New Jersey Cohabitation Investigations are not divorce investigations in the literal sense but could be better described as a post divorce investigation. In September 2014, the New Jersey Legislature revised the Alimony Laws in New Jersey. In September of 2014, Governor Chris Christie signed the revisions into law.
Under the 2014 statute, the court may suspend or terminate alimony if a payee cohabitates with another person. Pursuant to the law, cohabitation involves a mutually supportive, intimate personal relationship in which a couple has undertaken duties and privileges that are commonly associated with marriage or civil union but does not necessarily maintain a single common household.
When assessing whether cohabitation is occurring, the court shall consider the following:
(1) Intertwined finances such as joint bank accounts and other joint holdings or liabilities;
(2) Sharing or joint responsibility for living expenses;
(3) Recognition of the relationship in the couple’s social and family circle;

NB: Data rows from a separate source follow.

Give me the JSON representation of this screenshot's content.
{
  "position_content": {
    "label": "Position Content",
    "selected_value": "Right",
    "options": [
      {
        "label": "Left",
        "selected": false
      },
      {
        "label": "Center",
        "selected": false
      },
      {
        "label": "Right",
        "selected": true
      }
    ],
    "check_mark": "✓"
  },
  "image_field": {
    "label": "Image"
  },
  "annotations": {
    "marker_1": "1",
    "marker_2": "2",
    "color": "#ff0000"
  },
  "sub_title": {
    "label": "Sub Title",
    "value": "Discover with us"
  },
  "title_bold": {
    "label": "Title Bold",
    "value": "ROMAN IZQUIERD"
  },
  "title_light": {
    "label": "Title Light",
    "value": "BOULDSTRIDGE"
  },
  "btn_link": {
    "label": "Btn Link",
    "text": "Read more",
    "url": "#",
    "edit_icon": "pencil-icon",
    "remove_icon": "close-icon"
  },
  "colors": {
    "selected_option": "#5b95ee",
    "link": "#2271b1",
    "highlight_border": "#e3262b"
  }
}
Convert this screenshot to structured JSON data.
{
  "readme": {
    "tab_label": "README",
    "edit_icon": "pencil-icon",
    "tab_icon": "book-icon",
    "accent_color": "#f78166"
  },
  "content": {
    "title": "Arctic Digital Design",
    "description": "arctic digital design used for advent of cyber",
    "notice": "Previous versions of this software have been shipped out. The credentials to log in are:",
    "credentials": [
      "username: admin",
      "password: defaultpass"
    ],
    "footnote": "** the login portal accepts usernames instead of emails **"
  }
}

(4) Living together, the frequency of contact, the duration of the relationship, and other indicia of a mutually supportive intimate personal relationship;
(5) Sharing household chores;
(6) Whether the recipient of alimony has received an enforceable promise of support from another person within the meaning of subsection h. of R.S.25:1-5 (“palimony”); and
(7) All other relevant evidence.
In evaluating whether cohabitation is occurring and whether alimony should be suspended or terminated, the court shall also consider the length of the relationship. A court may not find an absence of cohabitation solely on grounds that the couple does not live together on a full-time basis.
Two of the big changes in this law were:
1- A court may not find an absence of cohabitation solely on grounds that the couple does not live together on a full-time basis (It was now possible to find cohabitation if the offending couple “kept” a bogus apartment while one of them was not really living there but actually cohabiting).
2- No more “Permanent Alimony”- There had been so much criticism about the concept of “permanent alimony”, the crux of the criticism has been that permanent alimony hinders the forward movement of the person who is being paid the “permanent alimony”. Think of it, would you really want to move on with your life, maybe get married or just move in with someone you love if you were to lose fifty thousand dollars a year when you did? Permanent alimony has often been referred to as a v”winning lottery ticket”.
For the most part, if a Client (the payor) goes to an attorney in order to get his or her alimony payments eliminated because his/her ex-spouse (payee) is cohabiting with another the lawyer will refer you to a New Jersey Private Investigator https://cowaninvestigations.com/cohabitation-investigation/. The attorney will want the New Jersey Private Investigator to obtain evidence of the cohabitation before the attorney will file a motion to end alimony. The New Jersey Private Investigator will then seek to obtain admissible evidence of cohabitation by using the guidelines listed above (1-7) as a parameter in order to gather evidence. The end goal of a New Jersey Private Investigator is to provide enough evidence of cohabitation so as to enable your attorney to prove a “Prima Facie Case” of cohabitation.
** A prima facie case is the establishment of a legally required rebuttable presumption. A prima facie case is a cause of action or defense that is sufficiently established by a party’s evidence to justify a verdict in his or her favor, provided such evidence is not rebutted by the other party.